Great Wall Motor, China’s biggest maker of sport-utility vehicles, plans to roll out its first hydrogen-powered SUV this year.
The company will also deploy its hydrogen-powered cars during the Winter Olympics in China next year, Zhang Tianyu, head of FTXT Energy Technology, a Great Wall subsidiary, said in the city of Baoding on Monday during a media briefing to outline the automaker’s hydrogen strategy.
Great Wall has invested 2 billion yuan ($305 million) over the past five years to develop hydrogen power-related technologies that can be used for vehicles as well as marine and rail transport, Zhang said.

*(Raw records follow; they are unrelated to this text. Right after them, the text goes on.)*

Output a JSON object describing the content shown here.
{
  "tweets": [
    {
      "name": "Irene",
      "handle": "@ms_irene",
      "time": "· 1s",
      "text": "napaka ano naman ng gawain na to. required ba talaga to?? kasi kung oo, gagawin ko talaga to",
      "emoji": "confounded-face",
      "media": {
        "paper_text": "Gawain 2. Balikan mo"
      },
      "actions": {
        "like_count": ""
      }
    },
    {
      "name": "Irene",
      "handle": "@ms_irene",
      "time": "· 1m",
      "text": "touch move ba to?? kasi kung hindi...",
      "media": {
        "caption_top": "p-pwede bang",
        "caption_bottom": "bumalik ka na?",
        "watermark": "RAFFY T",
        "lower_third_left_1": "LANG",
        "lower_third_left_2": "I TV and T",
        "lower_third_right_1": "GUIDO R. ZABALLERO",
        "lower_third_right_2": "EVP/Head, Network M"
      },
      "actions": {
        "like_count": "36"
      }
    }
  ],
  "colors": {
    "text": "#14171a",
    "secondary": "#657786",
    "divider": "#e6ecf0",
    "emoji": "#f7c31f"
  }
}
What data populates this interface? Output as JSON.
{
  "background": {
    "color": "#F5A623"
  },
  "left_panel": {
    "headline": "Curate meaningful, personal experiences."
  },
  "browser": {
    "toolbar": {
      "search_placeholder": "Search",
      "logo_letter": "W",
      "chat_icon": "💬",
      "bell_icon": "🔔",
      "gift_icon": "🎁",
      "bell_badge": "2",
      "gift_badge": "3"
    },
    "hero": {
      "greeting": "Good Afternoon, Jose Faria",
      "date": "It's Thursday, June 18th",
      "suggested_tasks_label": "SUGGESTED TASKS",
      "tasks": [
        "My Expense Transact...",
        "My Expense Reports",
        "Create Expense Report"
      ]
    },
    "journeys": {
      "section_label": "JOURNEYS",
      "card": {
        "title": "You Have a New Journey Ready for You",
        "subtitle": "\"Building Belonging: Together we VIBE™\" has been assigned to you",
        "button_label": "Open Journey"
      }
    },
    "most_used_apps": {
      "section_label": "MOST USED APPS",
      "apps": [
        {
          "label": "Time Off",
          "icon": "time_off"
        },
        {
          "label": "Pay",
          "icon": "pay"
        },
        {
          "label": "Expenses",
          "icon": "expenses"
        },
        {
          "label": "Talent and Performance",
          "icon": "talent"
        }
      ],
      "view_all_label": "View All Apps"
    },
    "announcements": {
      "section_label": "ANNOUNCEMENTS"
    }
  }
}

Founder Wei Jianjun added that Great Wall will invest another 3 billion yuan over the next three years and plans to become a top-three seller of hydrogen-powered automobiles by 2025.
“Development of the hydrogen-related industry will move forward as quickly as that for electric vehicles,” Wei said.
Great Wall has been stepping up spending to transform from a traditional vehicle assembler to a technology-driven mobility company.
It unveiled its Smart Coffee brand in July, calling it the “digital engine” of its transition, covering autonomous driving, electrical systems and smart cabins.
The company last month said it will work with Beijing-based Horizon Robotics to develop intelligent driving technologies, including self-driving systems.
China, the world’s biggest car market, is promoting the development of hydrogen-powered cars, trucks and buses, with the central government offering to reward cities that achieve adoption targets.
In a 15-year plan for new-energy vehicles released in November, China’s State Council said the country will focus on building the fuel-cell supply chain and developing hydrogen-powered trucks and buses.
President Xi Jinping in September set a 2030 deadline for China to begin reducing carbon emissions.
Electric vehicle pioneer Elon Musk has famously dismissed hydrogen cars as “mind-bogglingly stupid.” Earlier this month, the Tesla Inc. chief executive pushed back against views that hydrogen was the future, telling an audience in China that instead he was a big believer in solar and wind paired with stationary battery storage, and all transport being electric, with the exception of rockets.
Hydrogen is cleaner than gasoline and doesn’t require a massive battery or the expensive lithium and recycling headaches that go with it.
However, producing the fuel is expensive, both in carbon and dollars.
China wants 1 million fuel-cell vehicles on the roads within a decade and is spending hundreds of millions of yuan to subsidize purchases and spur research and development.
As seen with battery-powered cars, a slew of startups and established companies are trying to capitalize on the policies.
Responding to government initiatives, China’s biggest automakers are accelerating their push into alternative energy.
SAIC Motor, the largest Chinese automaker, said last year it plans to gain 10% of China’s hydrogen-vehicle market by 2025. The company will add at least 10 hydrogen models over the next five years, it said.
The nascent hydrogen-vehicle market globally is dominated by companies such as Toyota Motor Corp. and Canada’s Ballard Power Systems Inc.